Source records →
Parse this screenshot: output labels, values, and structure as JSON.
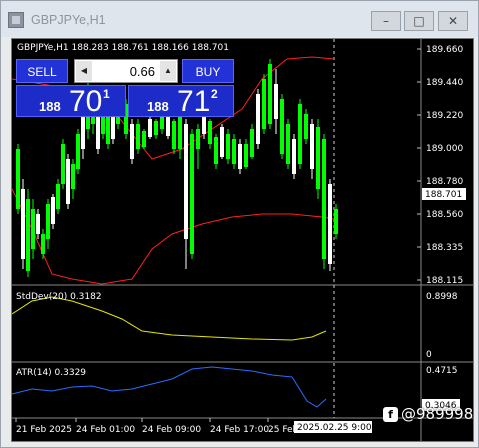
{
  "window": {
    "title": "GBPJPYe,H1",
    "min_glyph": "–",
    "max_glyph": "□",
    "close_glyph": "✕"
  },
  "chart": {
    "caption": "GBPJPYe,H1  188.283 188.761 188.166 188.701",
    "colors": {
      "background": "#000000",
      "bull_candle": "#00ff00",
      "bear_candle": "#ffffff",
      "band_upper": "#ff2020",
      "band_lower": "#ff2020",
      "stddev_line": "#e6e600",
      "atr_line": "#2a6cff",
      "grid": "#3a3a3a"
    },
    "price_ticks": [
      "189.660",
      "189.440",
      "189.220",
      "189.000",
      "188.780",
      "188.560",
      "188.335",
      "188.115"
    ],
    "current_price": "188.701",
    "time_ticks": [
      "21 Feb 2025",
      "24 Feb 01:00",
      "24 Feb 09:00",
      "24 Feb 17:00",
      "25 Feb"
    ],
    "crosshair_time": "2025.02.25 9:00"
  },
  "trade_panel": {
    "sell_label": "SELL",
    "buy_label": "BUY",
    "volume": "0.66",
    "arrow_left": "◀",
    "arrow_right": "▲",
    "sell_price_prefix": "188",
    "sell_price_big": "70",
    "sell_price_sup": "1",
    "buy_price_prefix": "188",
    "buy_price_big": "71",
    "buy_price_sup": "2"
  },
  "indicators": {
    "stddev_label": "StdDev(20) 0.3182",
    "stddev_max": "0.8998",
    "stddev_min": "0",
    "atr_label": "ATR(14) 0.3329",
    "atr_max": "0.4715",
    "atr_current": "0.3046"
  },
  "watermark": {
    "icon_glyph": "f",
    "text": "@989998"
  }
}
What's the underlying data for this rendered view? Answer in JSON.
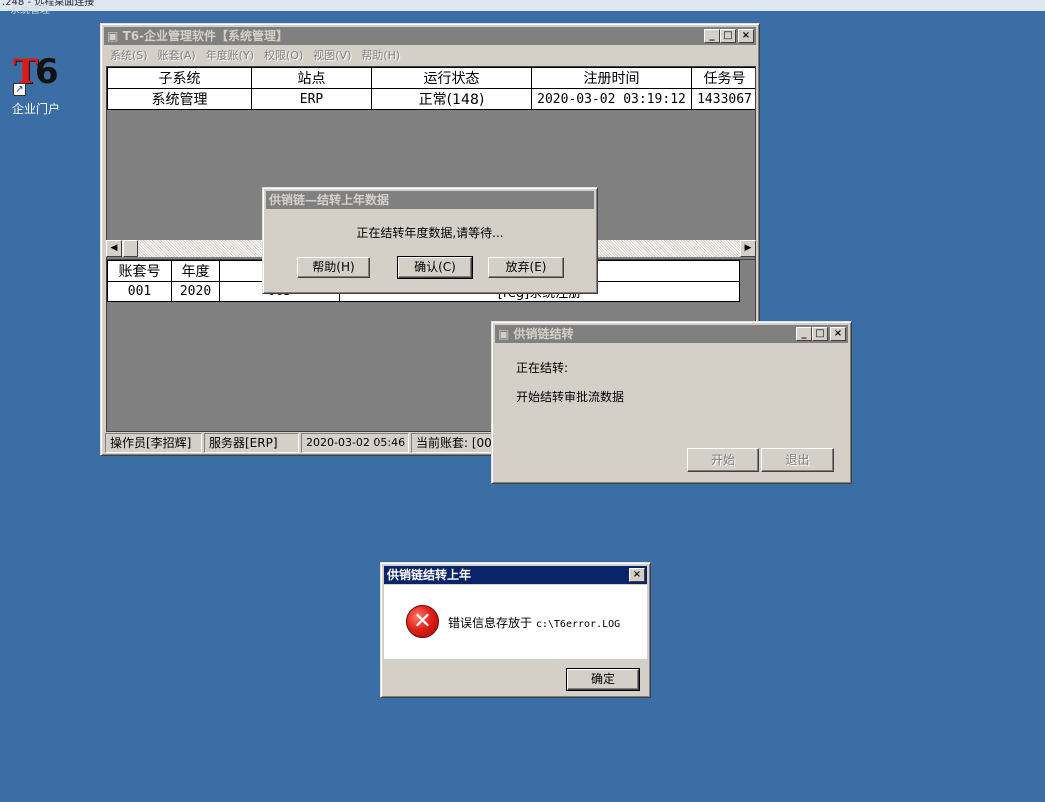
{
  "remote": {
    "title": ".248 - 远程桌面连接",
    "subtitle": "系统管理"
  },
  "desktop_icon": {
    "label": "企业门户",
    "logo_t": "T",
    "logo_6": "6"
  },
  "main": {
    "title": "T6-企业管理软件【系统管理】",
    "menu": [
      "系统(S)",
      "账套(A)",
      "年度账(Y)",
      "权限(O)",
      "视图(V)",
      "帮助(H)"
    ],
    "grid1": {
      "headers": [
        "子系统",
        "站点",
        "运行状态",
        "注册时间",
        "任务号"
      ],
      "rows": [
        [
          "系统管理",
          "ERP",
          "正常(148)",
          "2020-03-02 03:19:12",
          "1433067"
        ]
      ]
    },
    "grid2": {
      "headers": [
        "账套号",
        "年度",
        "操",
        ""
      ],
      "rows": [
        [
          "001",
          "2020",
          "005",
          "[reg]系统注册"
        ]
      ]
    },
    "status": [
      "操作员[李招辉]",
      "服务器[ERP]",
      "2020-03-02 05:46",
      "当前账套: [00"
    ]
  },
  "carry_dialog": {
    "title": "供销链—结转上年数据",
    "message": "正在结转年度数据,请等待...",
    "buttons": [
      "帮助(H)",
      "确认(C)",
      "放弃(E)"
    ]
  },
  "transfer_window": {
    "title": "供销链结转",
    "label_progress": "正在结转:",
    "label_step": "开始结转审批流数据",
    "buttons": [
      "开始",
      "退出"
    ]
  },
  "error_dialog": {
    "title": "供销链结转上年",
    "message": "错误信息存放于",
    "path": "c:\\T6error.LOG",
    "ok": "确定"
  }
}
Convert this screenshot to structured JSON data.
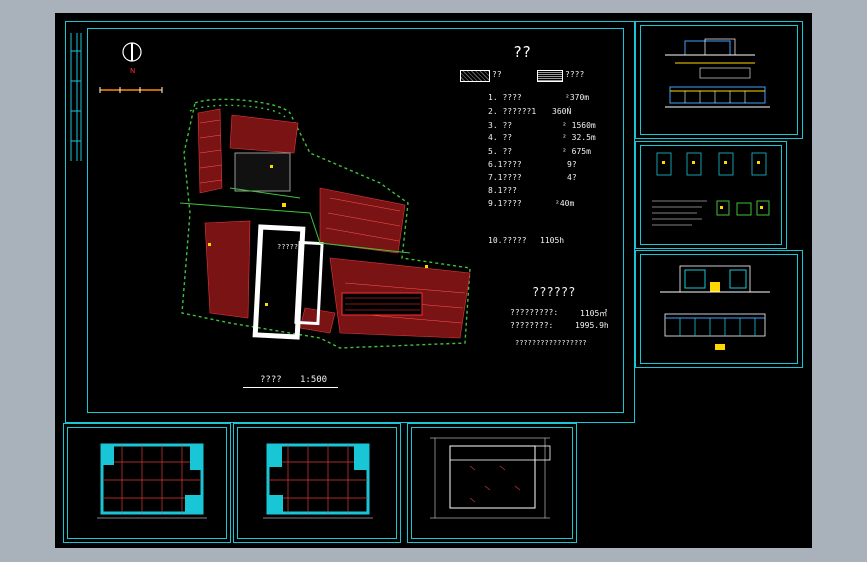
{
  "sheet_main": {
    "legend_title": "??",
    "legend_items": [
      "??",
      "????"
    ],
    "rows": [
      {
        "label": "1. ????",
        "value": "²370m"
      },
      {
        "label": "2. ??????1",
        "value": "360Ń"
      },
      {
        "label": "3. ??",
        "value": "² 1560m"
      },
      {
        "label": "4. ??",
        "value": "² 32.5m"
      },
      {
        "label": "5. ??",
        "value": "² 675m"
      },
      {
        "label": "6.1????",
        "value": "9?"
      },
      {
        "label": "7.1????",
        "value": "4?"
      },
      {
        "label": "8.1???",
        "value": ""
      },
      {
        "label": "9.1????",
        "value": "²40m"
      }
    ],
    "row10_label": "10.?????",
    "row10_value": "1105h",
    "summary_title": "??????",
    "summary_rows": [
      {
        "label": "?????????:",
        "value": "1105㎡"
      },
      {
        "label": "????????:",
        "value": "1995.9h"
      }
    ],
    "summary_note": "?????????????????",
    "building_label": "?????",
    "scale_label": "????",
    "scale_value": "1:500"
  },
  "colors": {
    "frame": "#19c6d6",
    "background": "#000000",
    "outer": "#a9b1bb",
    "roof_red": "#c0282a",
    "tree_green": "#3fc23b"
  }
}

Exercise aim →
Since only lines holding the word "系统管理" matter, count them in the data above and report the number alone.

Answer to this task →
3